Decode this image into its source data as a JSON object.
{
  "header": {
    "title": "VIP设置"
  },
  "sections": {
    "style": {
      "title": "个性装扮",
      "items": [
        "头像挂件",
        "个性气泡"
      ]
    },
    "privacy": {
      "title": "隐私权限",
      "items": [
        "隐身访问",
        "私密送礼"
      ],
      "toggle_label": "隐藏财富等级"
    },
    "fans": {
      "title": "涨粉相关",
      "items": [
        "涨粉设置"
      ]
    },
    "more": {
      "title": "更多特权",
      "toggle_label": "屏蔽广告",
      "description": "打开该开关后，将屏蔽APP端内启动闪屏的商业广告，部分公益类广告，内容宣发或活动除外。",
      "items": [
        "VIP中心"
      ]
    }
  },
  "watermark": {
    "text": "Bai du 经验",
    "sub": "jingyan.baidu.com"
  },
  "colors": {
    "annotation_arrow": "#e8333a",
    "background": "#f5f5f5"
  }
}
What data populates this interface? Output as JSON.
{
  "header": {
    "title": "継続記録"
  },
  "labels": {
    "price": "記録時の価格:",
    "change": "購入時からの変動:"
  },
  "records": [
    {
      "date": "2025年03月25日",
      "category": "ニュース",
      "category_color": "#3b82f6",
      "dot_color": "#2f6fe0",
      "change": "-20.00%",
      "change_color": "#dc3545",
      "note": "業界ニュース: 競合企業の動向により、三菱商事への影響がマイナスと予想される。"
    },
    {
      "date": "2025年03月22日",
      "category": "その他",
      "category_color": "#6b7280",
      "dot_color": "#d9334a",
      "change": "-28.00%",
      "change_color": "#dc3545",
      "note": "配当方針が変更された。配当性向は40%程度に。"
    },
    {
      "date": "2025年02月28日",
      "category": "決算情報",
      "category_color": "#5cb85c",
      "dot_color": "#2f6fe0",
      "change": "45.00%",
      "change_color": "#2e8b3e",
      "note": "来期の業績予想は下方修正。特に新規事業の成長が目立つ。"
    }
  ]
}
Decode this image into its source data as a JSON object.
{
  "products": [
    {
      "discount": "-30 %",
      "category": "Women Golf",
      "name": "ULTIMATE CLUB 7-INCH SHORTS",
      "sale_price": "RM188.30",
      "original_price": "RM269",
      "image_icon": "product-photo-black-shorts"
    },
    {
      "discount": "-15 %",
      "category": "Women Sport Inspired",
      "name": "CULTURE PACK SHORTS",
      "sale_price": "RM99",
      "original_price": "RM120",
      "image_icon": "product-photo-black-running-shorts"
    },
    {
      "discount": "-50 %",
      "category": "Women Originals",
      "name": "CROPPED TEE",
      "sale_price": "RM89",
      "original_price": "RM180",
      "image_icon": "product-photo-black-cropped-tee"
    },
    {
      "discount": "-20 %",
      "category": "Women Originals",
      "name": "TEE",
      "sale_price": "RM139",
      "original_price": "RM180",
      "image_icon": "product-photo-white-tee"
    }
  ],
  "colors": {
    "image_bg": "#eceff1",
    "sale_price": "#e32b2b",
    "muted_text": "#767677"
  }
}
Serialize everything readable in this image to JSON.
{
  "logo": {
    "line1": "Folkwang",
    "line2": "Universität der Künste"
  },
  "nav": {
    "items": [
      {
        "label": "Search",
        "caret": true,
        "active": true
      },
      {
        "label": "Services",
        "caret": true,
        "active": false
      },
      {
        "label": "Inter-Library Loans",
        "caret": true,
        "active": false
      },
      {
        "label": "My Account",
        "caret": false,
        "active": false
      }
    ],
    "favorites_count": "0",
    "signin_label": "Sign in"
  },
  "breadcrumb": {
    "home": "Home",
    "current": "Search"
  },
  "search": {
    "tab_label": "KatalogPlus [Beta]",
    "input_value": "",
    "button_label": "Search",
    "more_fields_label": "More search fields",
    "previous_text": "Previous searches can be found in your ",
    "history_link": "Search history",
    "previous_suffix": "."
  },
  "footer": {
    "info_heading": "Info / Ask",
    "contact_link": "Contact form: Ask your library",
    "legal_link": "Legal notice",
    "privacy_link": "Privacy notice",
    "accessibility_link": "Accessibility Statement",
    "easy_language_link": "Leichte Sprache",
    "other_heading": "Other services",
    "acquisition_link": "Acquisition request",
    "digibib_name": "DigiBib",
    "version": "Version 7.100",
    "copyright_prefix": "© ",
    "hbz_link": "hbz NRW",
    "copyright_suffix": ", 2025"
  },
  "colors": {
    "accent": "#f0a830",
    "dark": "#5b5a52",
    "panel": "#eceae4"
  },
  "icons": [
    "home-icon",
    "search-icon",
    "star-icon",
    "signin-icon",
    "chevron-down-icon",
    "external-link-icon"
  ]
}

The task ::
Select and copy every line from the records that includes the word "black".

Answer area ::
      "image_icon": "product-photo-black-shorts"
      "image_icon": "product-photo-black-running-shorts"
      "image_icon": "product-photo-black-cropped-tee"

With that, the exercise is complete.